My phone was silent yesterday, as it has been for weeks. This wasn’t surprising, since the person I was waiting to hear from was Terence Gomes, president of Roxbury Community College.
The longtime leader has been pretty much silent at a time of what can fairly be called crisis for his school. RCC is under both federal and state investigation for financial-aid issues and underreported campus crime. There was widespread outrage, as well, over a jobtraining program, funded by a group of major CEOs, that Gomes rejected, even though it would have provided a prime opportunity for his students at no cost to the school.
Through it all, for weeks now, Gomes has declined request after request to explain what is going on at Roxbury Community College. Actually “declined” might not be the right word. He doesn’t turn down requests to talk; he simply ignores them, as if there were nothing to explain.
Not that his silence is complete.

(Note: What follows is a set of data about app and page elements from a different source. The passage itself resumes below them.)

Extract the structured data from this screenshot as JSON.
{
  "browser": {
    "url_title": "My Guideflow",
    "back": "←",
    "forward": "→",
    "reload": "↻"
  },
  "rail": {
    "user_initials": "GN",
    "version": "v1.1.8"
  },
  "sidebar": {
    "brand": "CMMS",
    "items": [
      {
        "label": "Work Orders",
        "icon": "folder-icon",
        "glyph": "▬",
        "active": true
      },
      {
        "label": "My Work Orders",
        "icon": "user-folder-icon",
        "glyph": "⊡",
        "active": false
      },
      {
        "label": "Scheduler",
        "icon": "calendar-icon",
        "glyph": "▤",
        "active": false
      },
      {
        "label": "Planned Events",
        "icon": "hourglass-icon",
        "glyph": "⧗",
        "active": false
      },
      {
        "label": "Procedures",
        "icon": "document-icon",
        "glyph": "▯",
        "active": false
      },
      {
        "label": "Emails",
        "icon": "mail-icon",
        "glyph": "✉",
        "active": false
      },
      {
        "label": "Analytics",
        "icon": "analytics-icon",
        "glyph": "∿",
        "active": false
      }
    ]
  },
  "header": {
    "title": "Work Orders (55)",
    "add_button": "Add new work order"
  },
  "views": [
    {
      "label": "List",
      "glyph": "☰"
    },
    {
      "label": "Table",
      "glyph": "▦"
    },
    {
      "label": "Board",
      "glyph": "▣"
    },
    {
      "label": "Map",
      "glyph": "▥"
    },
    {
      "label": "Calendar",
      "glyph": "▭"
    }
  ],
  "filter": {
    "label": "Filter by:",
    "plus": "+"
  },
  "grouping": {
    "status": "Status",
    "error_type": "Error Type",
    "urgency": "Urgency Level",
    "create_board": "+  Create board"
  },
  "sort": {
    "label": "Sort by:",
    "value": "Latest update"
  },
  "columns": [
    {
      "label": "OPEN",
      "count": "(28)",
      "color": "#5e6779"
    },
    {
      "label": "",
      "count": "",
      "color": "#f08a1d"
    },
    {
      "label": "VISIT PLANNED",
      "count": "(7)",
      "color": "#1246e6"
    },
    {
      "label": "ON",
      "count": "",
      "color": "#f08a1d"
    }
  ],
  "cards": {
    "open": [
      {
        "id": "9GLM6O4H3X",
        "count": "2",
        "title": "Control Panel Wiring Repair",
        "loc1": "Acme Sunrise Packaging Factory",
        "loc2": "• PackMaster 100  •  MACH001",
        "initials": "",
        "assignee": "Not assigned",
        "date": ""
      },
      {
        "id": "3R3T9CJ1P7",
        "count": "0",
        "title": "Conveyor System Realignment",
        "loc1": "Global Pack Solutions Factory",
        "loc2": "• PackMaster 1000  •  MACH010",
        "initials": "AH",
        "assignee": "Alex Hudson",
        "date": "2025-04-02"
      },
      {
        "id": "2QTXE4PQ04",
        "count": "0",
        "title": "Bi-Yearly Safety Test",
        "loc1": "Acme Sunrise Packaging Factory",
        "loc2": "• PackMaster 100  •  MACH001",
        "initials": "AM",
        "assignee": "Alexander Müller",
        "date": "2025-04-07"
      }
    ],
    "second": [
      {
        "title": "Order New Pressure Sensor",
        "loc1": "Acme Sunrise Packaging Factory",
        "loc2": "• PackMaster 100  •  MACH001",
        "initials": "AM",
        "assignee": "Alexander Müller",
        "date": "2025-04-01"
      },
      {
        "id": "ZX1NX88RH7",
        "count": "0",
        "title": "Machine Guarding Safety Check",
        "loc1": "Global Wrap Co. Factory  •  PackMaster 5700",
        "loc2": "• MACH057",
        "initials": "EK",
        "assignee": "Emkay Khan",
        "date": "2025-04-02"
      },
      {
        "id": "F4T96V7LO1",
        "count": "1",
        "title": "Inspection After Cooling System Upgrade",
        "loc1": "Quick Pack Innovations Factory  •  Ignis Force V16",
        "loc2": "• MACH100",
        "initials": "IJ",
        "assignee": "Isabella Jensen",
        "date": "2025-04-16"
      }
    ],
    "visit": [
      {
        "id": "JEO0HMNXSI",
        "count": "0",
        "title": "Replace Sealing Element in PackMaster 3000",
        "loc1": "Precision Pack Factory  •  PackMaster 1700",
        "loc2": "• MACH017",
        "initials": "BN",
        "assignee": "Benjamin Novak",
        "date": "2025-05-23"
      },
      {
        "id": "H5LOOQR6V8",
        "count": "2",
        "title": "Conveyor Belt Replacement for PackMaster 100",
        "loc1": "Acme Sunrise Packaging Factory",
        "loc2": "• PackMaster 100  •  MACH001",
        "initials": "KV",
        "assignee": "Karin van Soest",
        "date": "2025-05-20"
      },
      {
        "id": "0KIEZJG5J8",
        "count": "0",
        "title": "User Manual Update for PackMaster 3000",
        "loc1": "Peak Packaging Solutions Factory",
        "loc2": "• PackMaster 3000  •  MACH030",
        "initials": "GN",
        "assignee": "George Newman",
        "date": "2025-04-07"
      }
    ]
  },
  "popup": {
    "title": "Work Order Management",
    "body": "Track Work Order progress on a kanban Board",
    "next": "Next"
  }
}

The college did recently publish a four-page newspaper detailing what it called an “outpouring of support from faculty and students despite criticism from the Globe.’’ Gomes has also sent a couple of keep-your-head-up e-mails to faculty and staff.
Still, there’s a lot that people want to know. And since he isn’t returning calls, I thought I’d just pose a few questions in this space. Believe me, this is just a sampling.

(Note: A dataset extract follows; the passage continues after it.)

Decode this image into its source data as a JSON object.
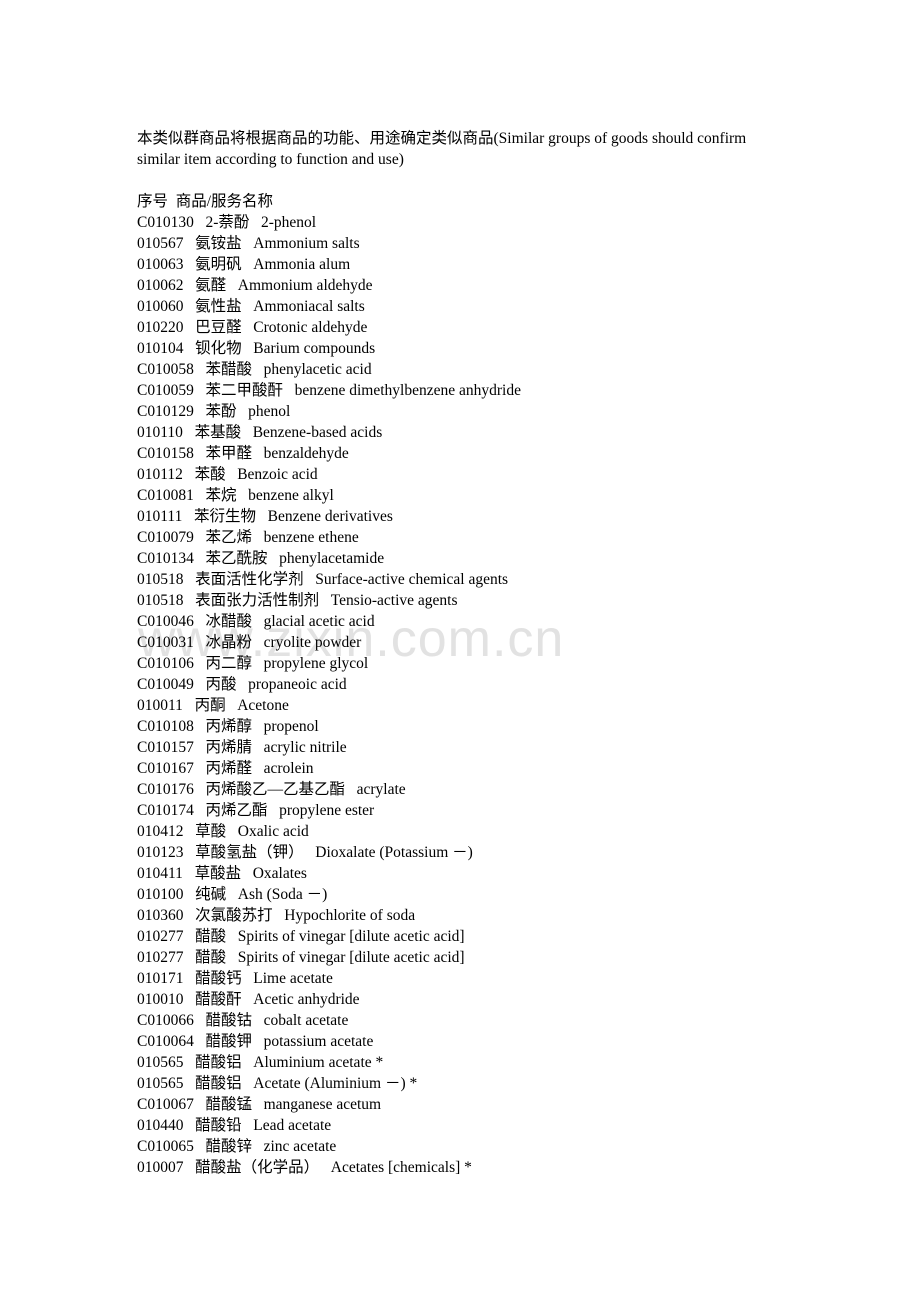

Q. President Gomes, why would you turn down a jobs program?
A. This has been a true head-scratcher. A business group wanted to pay RCC students $14.50 an hour to train for jobs and then hire them. Why would Gomes oppose this? After they got over their shock, the businesspeople immediately offered the same program to Bunker Hill Community College, whose president calls it a great success.
Q. Why are more students from Roxbury, Dorchester, and Mattapan — the areas RCC was created to serve — now attending Bunker Hill Community College than RCC?
A. With over 1,500 students from these neighborhoods attending community college in Charlestown, there is simply no question that students are voting with their feet and their CharlieCards. If I ran RCC, this would concern me, both for the near and the long-term. What are other colleges doing that yours isn’t?
Q. Why do partisans of RCC repeatedly rally support by claiming the state wants to close the school or merge it with Bunker Hill?
A. Since its founding in 1973, there have occasionally been, let’s be diplomatic, issues with the management of Roxbury Community College. And consistently, the community has been rallied by the claim that “the power structure” wants to close the school or take control of it away from the people of Roxbury. Is there any evidence that such a move is under consideration? Or is this just an easy way to appeal to emotion?
Q. Are you concerned about the alleged underreporting of crime on campus?
A. The Department of Education appears skeptical about the claim that only five crimes have occurred on campus in the past five years. Do you stand by those reports? Will their report indicate that more crimes have occurred but have gone unreported?
Q. And what about the Reggie Lewis Track and Athletic Center, which is part of the college and is now part of an investigation of mismanagement?
A. A track coach whose team used to train at the Lewis Center told several state agencies last winter that she believes that assaults have been covered up there and that cash from certain events may have been unaccounted for. The manager of the track went public this week discrediting the coach’s claims, which she stands by. Are you confident that the state investigation into this will confirm your employee’s assertion that nothing is amiss?
Last night, an RCC official called me to say Gomes was tied up and offered to answer a few of my questions. Sorry: at this point, Boston needs to hear from the man in charge, the man who suddenly is too busy to explain anything about the confounding but critical institution in his care.Adrian Walker is a Globe columnist. He can be reached at firstname.lastname@example.org. Follow him on Twitter @Adrian_Walker.